Therefore, you wan to establish a routine by which you can accomplish as much as possible in a given workday, whether that's three hours for a part-time business or seven or nine hours as a full-timer. In fact, you should develop systems and routines for just about every single business activity. Small things such as creating a to-do list at the end of each business day, or for the week, will help keep you on top of important tasks to tackle. Creating a single calendar to work from, not multiple sets for individual tasks or jobs, will also ensure that jobs are completed on schedule and appointments kept. Incorporating family and personal activities into your work calendar is also critical so that you work and plan from a single calendar. 23. Take time off. The temptation to work around the clock is very real for some home business owners. After all, you don't have a manager telling you it's time to go home because they can't afford the overtime pay. Every person working from home must take time to establish a regular work schedule that includes time to stretch your legs and take lunch breaks, plus some days off and scheduled vacations. Create the schedule as soon as you have made the commitment to start a home business. Of course, your schedule will have to be flexible. You should, therefore, not fill every possible hour in the day. Give yourself a backup hour or two. All work and no play makes you burn out very fast and grumpy customer service is not what people want.

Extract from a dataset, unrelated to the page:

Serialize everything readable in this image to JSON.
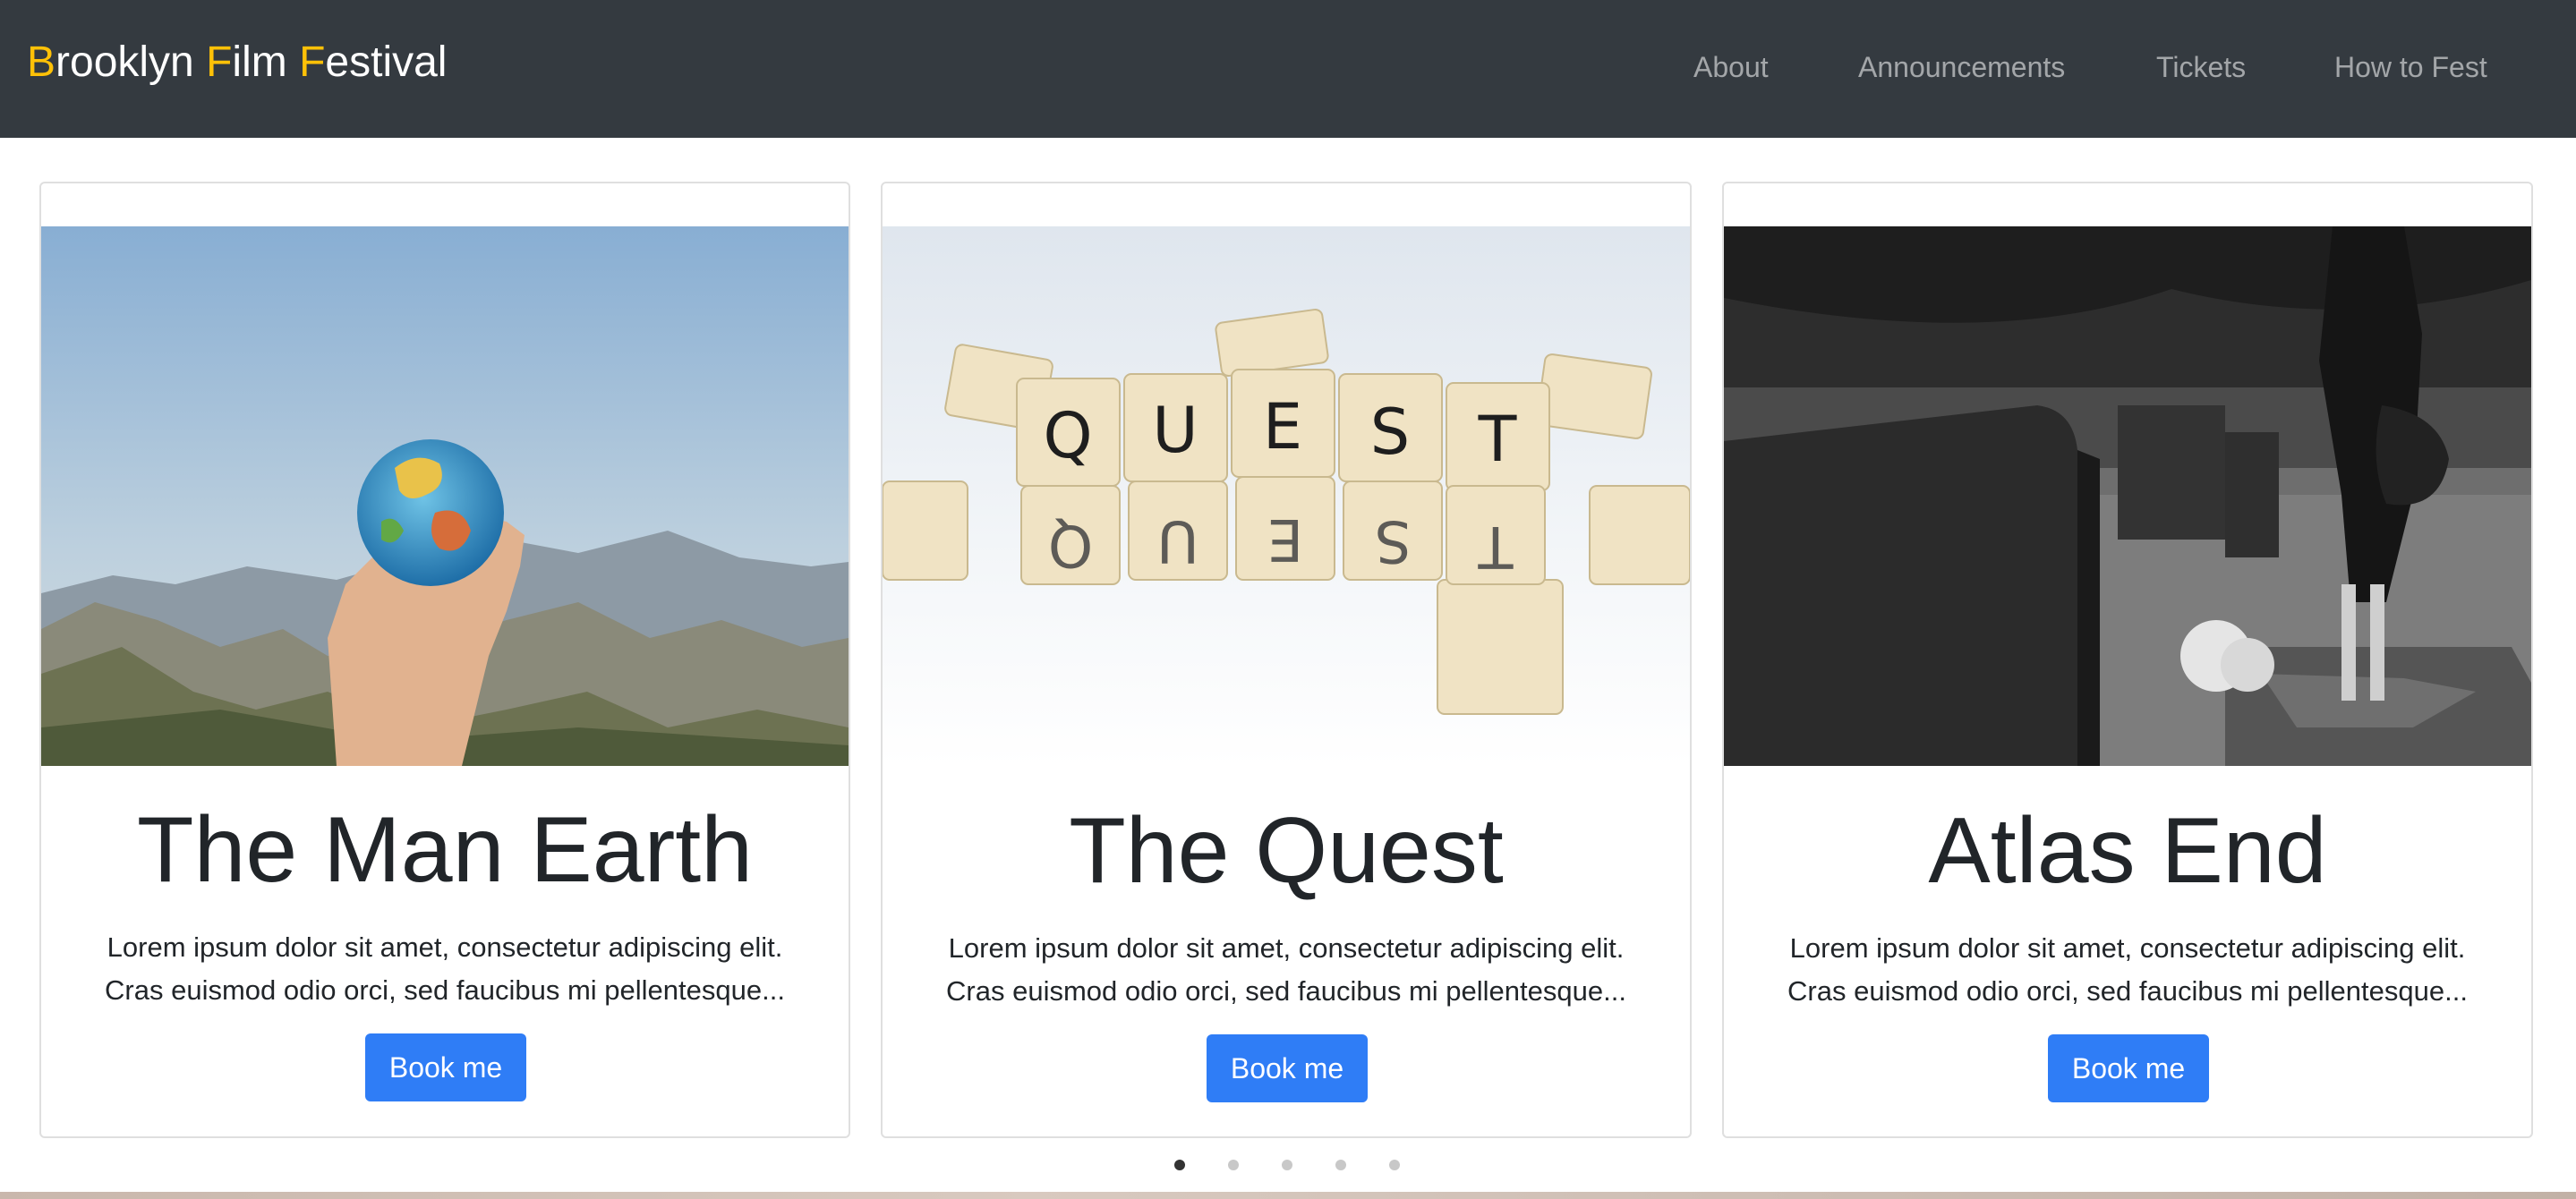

24. Limit the number of hats you wear. It's difficult for most business owners not to take a hands-on approach. They try to do as much as possible and tackle as many tasks as possible in their business. The ability to multitask, in fact, is a common trait shared by successful entrepreneurs. However, once in a while you have to stand back and look beyond today to determine what's in the best interest of your business and yourself over the long run. Most highly successful entrepreneurs will tell you that from the time they started out, they knew what they were good at and what tasks to delegate to others. 25. Follow-up constantly. Constant contact, follow-up, and follow-through with customers, prospects, and business alliances should be the mantra of every home business owner, new or established. Constant and consistent follow-up enables you to turn prospects into customers, increase the value of each sale and buying frequency from existing customers, and build stronger business relationships with suppliers and your core business team. Follow-up is especially important with your existing customer base, as the real work begins after the sale. It's easy to sell one product or service, but it takes work to retain customers and keep them coming back.

Group Discussion on:
1) A)

What is the greatest reason for an Entrepreneurs failure?

Not having adequate cash flow B) Not paying enough attention to Management needs C) Putting his needs first than the Business Needs
2) A)

What is the most important & indispensible trait of an entrepreneur?

Innovation B) Being Tech Savvy C) Mastering the skill of negotiation D) Effective planning

Thank you!!!!